I once had dinner with the CFO of Rounder Records, the world's largest independent record label. I asked him "What do you, from your business stand, think of the file sharing?". This was around the time of the well publicized RIAA lawsuits (one against the 13 year old girl - way to win a publicity war guys).
His response was an interesting perspective, given the huge surge in popularity of the file sharing programs "Ok, so a guy pushes some pot, a few joints here and there, and it's no problem...but when you have guys bringing in a truckload of coke with intent to distribute, then there is a problem."
His point was that to some extent the casual user of the peer to peer systems may not show impact to the record companies bottom line, but when the super-peers start giving 1000 songs or movies up for anyone to download, then the impact is felt and they have to move. There was no discussion about copyright and legal or not, or a slow death by 1000 paper cuts with small users here & there - strictly the bottom line approach to the low hanging fruit, or so that was my takeaway.
(by Jeff Stahler of the Cincinnati Post)
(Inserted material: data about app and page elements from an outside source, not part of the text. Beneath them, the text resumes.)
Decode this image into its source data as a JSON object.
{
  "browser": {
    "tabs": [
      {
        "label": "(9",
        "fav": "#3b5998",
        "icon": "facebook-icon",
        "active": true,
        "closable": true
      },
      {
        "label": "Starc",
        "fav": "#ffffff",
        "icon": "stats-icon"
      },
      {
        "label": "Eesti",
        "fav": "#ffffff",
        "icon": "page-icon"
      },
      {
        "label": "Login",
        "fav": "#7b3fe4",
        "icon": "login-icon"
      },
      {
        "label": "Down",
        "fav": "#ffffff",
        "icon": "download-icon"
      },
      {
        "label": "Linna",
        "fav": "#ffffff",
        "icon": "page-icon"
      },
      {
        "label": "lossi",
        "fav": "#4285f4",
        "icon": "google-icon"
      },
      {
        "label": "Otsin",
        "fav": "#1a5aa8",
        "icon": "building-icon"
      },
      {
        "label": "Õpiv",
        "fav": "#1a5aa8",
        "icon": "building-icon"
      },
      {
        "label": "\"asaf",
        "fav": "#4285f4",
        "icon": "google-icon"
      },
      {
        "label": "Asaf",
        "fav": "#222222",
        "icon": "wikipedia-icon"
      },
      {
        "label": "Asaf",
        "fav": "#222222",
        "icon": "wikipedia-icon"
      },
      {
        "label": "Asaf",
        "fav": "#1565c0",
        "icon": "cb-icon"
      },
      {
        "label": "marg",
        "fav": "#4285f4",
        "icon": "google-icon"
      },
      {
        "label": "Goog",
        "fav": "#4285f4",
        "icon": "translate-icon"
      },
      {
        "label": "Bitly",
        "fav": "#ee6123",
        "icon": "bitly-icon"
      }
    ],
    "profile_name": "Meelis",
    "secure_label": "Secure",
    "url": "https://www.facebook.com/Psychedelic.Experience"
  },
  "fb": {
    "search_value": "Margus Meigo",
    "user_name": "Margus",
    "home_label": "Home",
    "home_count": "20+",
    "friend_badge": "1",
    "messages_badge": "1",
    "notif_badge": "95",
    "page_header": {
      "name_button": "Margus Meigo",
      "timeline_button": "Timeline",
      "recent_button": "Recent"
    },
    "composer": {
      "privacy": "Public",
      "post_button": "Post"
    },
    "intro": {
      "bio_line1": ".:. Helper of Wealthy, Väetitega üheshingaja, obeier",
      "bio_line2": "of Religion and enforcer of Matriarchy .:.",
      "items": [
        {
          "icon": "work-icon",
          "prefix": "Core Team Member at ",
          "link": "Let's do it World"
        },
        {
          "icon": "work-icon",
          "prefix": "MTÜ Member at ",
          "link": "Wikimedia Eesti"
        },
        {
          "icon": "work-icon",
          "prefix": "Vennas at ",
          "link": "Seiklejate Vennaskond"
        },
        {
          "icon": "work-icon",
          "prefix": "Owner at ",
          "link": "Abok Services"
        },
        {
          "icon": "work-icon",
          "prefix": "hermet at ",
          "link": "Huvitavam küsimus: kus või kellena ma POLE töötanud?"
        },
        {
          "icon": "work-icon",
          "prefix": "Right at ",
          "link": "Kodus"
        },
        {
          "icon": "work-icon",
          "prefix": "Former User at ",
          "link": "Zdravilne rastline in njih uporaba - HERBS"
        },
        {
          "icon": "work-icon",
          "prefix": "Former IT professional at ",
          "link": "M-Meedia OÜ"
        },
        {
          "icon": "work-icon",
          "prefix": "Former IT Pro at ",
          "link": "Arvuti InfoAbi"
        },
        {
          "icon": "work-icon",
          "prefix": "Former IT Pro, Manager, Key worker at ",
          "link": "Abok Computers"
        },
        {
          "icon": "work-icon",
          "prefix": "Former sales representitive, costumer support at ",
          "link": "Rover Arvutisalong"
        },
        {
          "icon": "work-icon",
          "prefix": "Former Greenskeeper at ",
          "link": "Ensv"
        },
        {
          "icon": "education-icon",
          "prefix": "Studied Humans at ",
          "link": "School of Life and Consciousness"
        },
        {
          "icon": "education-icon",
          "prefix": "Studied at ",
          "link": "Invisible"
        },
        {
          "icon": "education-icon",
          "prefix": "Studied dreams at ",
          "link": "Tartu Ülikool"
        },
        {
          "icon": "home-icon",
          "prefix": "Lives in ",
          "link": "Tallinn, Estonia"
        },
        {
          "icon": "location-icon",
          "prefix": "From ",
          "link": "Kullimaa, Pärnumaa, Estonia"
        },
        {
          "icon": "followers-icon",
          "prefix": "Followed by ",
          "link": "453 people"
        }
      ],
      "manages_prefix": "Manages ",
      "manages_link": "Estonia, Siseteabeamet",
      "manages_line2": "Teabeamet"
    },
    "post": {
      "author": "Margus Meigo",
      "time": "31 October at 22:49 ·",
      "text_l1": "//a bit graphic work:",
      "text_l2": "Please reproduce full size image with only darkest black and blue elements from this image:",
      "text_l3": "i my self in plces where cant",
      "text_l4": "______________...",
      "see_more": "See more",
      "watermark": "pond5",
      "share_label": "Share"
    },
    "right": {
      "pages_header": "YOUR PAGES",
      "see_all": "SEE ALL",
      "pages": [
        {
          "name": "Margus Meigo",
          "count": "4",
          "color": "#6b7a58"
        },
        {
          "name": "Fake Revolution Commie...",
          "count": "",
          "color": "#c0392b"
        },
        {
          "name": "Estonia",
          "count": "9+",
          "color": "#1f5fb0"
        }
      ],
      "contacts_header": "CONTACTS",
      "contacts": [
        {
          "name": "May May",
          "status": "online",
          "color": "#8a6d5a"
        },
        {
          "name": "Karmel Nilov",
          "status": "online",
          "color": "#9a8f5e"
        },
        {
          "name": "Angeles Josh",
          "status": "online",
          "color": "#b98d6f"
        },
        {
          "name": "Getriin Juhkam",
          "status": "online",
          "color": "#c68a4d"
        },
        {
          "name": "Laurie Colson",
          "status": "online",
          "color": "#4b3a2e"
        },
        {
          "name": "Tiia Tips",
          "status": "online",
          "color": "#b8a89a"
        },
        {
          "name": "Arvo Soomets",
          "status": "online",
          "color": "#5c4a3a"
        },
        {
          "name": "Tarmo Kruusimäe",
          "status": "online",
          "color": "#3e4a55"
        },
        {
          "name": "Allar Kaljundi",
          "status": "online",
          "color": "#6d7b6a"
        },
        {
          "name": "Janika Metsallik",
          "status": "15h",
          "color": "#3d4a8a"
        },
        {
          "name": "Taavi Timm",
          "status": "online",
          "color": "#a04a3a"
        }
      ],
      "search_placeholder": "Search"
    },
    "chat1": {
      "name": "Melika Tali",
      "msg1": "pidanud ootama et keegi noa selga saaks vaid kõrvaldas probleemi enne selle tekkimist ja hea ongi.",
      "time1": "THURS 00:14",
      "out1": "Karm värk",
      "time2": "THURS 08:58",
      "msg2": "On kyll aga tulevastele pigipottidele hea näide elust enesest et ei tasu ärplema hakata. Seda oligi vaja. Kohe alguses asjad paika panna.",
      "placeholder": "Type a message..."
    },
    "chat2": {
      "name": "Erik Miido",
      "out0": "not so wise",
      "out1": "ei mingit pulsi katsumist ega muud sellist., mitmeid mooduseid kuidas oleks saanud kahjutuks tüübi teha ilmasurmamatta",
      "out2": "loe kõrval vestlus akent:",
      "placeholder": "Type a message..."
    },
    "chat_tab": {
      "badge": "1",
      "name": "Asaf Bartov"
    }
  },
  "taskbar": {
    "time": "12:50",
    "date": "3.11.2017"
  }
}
A Copyfighter's Musings noted that the First Annual P2P litigation summit is happenins this November at Northwestern Law School. Working in the legal intellectual property field (indirectly) I find it amusing it's taken them this long to get around to these types of summits. I also see a huge disconnect between the fast/nible technology movement and the slow moving legislation changes needed to stop the P2P copyright issues. It's almost like legislation needs to be put in place now that moves where technology is expected to be going in 5+ years.